-------- EXERCISE DATA --------

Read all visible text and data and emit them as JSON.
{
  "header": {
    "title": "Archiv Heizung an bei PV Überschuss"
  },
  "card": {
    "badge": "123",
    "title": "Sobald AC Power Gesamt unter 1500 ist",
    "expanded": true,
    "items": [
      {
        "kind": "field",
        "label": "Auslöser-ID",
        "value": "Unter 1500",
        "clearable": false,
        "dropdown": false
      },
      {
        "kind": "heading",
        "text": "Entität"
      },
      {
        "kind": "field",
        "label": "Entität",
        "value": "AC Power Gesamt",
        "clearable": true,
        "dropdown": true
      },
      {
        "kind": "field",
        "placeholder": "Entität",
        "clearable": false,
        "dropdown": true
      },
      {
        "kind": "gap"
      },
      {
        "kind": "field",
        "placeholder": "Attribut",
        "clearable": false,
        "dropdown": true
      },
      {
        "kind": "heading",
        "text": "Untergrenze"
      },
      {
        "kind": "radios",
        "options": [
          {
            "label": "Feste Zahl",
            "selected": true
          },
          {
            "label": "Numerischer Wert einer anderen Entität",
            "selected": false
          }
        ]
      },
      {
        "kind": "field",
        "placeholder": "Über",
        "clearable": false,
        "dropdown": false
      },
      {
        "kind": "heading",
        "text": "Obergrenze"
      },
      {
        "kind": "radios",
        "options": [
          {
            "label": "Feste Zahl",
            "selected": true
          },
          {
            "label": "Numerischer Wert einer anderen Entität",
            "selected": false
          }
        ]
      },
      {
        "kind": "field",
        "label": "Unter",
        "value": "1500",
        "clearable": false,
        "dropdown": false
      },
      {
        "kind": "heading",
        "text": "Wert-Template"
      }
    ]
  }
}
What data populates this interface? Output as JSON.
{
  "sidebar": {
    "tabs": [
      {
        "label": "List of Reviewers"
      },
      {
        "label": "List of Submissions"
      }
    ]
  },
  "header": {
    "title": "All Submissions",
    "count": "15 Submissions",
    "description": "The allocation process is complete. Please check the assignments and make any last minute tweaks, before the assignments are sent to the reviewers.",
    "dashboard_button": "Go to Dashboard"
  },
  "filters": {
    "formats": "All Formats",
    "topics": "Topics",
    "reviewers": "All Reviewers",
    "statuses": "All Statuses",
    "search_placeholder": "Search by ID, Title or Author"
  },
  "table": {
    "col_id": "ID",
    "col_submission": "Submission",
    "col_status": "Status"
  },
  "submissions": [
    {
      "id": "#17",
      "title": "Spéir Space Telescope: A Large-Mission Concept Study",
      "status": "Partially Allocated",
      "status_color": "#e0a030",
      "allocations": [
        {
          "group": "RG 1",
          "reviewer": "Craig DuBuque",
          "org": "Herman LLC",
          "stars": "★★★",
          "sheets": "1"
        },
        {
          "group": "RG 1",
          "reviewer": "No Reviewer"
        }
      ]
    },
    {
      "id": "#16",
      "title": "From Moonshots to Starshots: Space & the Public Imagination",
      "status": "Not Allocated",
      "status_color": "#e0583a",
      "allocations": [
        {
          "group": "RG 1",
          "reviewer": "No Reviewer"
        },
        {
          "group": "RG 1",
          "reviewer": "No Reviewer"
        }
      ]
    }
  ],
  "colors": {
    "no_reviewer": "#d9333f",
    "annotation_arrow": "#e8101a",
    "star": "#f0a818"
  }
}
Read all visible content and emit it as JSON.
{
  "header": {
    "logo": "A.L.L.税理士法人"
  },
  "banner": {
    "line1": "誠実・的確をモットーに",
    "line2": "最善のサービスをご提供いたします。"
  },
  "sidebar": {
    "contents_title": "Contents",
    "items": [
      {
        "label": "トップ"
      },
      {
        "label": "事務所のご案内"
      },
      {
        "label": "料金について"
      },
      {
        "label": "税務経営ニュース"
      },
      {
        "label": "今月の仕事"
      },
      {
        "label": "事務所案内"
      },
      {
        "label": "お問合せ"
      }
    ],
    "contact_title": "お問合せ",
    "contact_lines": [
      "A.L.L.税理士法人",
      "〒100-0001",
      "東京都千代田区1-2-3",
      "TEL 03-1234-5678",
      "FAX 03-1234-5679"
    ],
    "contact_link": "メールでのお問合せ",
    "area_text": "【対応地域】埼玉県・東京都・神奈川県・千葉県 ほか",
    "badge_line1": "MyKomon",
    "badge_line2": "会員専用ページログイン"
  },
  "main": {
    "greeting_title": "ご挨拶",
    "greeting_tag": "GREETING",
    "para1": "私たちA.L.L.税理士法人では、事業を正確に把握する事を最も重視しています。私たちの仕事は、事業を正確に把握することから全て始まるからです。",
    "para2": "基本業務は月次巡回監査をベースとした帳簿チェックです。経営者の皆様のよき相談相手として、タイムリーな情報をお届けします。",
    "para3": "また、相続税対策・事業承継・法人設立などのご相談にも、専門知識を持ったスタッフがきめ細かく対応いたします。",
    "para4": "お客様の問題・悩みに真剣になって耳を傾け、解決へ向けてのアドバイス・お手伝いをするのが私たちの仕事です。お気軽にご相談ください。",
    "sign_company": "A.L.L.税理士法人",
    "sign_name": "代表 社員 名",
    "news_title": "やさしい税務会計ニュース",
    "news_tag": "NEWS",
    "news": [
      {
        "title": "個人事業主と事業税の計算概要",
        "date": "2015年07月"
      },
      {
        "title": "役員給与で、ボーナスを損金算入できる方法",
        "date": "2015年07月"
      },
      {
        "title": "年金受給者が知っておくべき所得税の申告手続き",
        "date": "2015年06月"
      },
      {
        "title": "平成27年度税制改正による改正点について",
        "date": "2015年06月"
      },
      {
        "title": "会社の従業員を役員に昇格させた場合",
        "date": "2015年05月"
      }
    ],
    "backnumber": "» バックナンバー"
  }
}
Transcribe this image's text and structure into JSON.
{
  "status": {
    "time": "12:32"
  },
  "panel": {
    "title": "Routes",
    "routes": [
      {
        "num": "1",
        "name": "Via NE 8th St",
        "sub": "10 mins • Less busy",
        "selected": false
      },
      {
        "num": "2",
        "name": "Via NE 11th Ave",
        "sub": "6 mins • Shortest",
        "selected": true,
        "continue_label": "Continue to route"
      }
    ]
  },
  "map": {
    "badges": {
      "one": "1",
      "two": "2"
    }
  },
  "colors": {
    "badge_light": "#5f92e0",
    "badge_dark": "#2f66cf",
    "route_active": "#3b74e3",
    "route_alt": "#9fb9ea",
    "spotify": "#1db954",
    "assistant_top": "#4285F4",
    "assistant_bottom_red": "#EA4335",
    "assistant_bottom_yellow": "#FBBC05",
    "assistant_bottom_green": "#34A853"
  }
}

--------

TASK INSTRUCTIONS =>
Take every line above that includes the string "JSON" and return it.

RESPONSE AREA =>
Read all visible text and data and emit them as JSON.
What data populates this interface? Output as JSON.
Read all visible content and emit it as JSON.
Transcribe this image's text and structure into JSON.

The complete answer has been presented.